Scientists know that tooth enamel can begin to erode when the pH is at or below 5.5. If you have receding gums and exposed tooth roots, tooth erosion can start at just 6.7 on a pH scale. For reference purposes, Coke is about 2.6 and Gatorade is about 2.9.
Can I Still Drink Lemon Water?
Your dentist can spot acid erosion by looking at the pointed “cusps” on your molars and evaluating your front teeth during exams. The enamel may seem more yellow than normal, or there could be hollowed out areas of erosion on the outermost layers of your teeth; we frequently see this anomaly in people who have unmanaged acid reflux disease or eating disorders. If you start to show symptoms of enamel erosion, it’s time to cut yourself off from lemon water (or at least seriously cut back on it.)
How To Protect Your Tooth Enamel
First, plan to drink all of the lemon water in one sitting, like with a meal. Don’t sip on it all afternoon every day. The longer the exposure time you have to lemon water, the more erosion and damage you’ll see on your teeth. Also drink cold lemon, hot lemon water just speeds up the erosion process.
Third, make sure you’re drinking water with a fresh wedge of lemon in it, rather than using a flavored concentrate or juice. The latter are more likely to have sweeteners, which kick the cariogenic (that’s dental verbiage for “cavity-causing”) factors up a bit.
Fourth, immediately rinse your mouth out with water right after your meal. This will help rinse away any acids floating around inside your mouth.
Fifth, make sure you’re brushing with a fluoride toothpaste later in the day to help remineralize weak areas of enamel.
And finally, chew sugar-free gum after drinking lemon water. Chewing gum increase salivation which neutralizes the ph in your mouth.
Important Note: Always wait at least two hours after drinking lemon water before you brush your teeth. Brushing right after eating or drinking anything acidic, or throwing up for that matter, will just cause further enamel erosion.
Can Tooth Enamel Grow Back?
Is a Glass of Lemon Water Too Acidic?
Is lemon water bad for your teeth? Yes, if you’re drinking it all day every day. But just like soda or sports drinks, you can enjoy it in moderation, use a straw, and take steps to prevent damage to your smile in the meantime.

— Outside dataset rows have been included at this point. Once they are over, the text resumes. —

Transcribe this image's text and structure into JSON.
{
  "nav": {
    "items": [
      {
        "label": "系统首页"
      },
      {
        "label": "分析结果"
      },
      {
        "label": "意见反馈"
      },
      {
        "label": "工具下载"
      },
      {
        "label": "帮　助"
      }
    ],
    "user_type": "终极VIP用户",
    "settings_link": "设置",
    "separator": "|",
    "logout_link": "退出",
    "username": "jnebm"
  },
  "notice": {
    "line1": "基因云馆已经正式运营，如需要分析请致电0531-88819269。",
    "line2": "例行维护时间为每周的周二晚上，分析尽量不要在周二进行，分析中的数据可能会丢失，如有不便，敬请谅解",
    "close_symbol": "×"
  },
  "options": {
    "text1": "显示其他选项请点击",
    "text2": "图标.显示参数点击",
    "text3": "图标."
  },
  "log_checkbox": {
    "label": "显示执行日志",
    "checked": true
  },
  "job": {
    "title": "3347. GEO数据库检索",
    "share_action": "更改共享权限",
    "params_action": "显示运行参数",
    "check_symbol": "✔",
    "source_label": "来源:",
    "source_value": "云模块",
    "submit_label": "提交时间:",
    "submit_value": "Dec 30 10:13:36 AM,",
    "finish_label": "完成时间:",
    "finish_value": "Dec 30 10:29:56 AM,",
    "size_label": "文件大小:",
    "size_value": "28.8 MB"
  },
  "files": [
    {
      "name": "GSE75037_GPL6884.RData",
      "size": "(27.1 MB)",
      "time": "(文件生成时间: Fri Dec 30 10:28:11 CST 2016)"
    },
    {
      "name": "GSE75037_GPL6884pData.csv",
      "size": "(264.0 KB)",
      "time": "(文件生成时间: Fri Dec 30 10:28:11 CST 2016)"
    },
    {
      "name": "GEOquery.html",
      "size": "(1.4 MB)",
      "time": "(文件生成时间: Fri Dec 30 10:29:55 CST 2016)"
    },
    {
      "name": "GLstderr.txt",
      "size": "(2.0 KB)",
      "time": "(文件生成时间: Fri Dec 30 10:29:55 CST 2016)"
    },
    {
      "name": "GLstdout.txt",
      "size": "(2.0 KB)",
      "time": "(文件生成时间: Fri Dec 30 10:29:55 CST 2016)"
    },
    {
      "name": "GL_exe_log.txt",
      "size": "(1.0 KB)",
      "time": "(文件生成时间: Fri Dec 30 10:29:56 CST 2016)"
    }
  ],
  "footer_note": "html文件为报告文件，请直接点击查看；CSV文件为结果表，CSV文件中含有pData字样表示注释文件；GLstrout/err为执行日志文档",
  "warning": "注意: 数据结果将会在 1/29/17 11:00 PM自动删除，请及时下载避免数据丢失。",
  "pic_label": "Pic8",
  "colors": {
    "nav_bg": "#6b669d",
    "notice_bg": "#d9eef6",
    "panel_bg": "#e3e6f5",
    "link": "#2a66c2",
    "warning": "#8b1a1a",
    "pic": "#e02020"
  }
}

teethtalkgirl content is medically reviewed and fact-checked by a licensed dentist or medical doctor to ensure the information is factual, current, and relevant.

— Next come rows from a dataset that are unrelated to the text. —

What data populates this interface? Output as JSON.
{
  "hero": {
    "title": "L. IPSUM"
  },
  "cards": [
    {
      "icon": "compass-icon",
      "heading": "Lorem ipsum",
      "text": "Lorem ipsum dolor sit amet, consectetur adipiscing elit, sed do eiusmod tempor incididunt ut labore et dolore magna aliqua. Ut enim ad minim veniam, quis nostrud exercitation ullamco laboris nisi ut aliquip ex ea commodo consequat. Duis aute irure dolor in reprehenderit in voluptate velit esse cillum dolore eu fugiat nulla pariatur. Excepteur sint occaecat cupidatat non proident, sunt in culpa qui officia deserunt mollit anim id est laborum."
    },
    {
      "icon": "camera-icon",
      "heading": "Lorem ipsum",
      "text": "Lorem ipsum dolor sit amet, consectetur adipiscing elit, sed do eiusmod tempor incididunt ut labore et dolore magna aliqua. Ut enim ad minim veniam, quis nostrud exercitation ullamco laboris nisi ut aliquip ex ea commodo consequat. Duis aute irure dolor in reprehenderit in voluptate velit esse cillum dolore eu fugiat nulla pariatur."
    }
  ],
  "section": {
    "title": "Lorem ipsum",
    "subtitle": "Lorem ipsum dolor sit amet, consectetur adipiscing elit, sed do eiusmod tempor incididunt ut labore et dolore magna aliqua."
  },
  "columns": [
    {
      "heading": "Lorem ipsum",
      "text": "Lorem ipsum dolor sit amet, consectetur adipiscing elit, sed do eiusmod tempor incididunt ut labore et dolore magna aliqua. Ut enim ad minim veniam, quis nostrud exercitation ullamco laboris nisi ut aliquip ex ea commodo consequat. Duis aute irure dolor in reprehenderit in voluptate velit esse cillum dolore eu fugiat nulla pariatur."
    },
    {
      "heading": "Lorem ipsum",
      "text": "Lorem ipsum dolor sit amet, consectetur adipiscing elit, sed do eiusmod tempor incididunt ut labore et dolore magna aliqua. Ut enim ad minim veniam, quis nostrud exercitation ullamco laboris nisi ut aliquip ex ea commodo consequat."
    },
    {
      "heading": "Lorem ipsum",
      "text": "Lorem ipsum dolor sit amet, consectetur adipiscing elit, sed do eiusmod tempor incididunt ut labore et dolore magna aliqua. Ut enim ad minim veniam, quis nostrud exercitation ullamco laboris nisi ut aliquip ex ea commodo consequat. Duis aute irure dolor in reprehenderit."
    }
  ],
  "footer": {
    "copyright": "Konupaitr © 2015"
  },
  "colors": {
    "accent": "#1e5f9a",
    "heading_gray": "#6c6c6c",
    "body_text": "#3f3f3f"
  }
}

Our medical affairs team works hard to ensure the accuracy and integrity by cite from current scientific research, such as scholarly articles, dentistry textbooks, government agencies, and medical journals. This also includes information provided by the American Dental Association (ADA), the American Association of Orthodontics (AAO), and the American Academy of Pediatrics (AAP).Australian Academy of Science. The science behind pH levels. Australian Academy of Science. NaN Available at: https://www.science.org.au/curious/people-medicine/what-gives-lemon-its-sour-taste. October 27, 2022 Caries Res. In vitro study of enamel erosion caused by soft drinks and lemon juice in deciduous teeth analysed by stereomicroscopy and scanning electron microscopy. Caries Res. 1996 Available at: https://pubmed.ncbi.nlm.nih.gov/8877092/. October 27, 2022 PLoS One.. Influence of Various Acidic Beverages on Tooth Erosion. Evaluation by a New Method. PLoS One.. 2015 Available at: https://www.ncbi.nlm.nih.gov/pmc/articles/PMC4452714/. October 27, 2022 Int J Dent.. Dental Erosion and Its Growing Importance in Clinical Practice: From Past to Present. Int J Dent.. 2012 Available at: https://www.ncbi.nlm.nih.gov/pmc/articles/PMC3312266/. October 27, 2022